Clark attributes the growing popularity of keitoras in America to a number of reasons. The first is the 25-Year Rule which makes these easy to import and register the newer kei trucks in America. These more modern trucks, Clark says, are better suited to driving on American roads which are smoother, quieter, and a bit quicker than older trucks.
The second reason is these are an affordable entry into classic ownership while still offering something “exotic” and unique. Which ties in with the third reason for standing out and differentiating from the crowd: it’s something that appeals to younger collectors.
Certainly, while I was out on my hunt for the coolest cars around town the humble little Honda stole some of spotlight away from the exotics. In a week where it’s completely normal to see a random Lamborghini Reventon at a shopping center, a couple of classic Mercedes SLs parked in front of a house, and a Ferrari Enzo driving around, the little Acty had its moments too.
Admittedly, it’s not a vehicle you’d use to chase cars around so it was lucky most of the exotics at Car Week were driving around town or parked up. It’s not a particularly difficult thing to drive, all the controls were easy to use. The clutch and gear changes needed some getting used to a first but once I was comfortable, it was just like driving any other manual car.
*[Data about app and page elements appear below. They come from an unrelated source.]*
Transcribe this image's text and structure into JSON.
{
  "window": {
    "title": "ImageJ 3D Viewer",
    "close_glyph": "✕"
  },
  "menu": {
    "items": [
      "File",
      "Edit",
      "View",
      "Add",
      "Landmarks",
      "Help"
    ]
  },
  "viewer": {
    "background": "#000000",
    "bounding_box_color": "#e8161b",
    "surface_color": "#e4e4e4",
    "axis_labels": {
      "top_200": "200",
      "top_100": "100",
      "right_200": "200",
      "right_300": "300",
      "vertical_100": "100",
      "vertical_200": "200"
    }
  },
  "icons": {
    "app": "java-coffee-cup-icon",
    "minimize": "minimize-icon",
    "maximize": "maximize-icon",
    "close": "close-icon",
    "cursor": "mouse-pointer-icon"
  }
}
The steering was a tad heavy, but hey, it had character.
Getting on the freeway between Carmel and Monterey was always a daunting task. I’ve driven kei cars before, albeit modern ones, and you really have to be on the accelerator all the time to get any power. For reference, most modern kei cars have about 64 HP.
Getting the Acty up to speed was the tricky part, but once you get it to about 50 or 60 mph it was manageable. Under heavy acceleration the three-cylinder engine almost sounded like a much sportier car. Some were reminded of 911s, others thought of the S2000. I wouldn’t want to go much faster than 60 mph in this. Amazingly, most motorists were quite understanding giving me plenty of space. Or perhaps they were worried I’d topple over.
Last year I got around in a friend’s BMW M4 and a Jaguar F-Type SVR, and as fun as those were, the Acty was a whole other sort of fun. I had never imagined I’d be hunting for exotics in America in a right-hand drive kei truck but I’m glad I did. It’ll go down as one of my favorite moments of 2018.
As well as the six keitoras in his collection, including the mint green TN360 displayed at The Quail, Clark also has several project vehicles he’s designing for customers. He says his broad collection allows him to experience kei trucks from all eras. His Highball studio are currently working on ways to combine their experience with electric vehicles, adventure, and mobility with these trucks. An electric-conversion on an 80s kei truck could just be the perfect urban vehicle, or at the very least the perfect Car Week 2019 vehicle.
Car Week is only as fun as the people you’re with, and this year was a lot of fun. A special thanks again to Clark for letting me use the Acty for the week.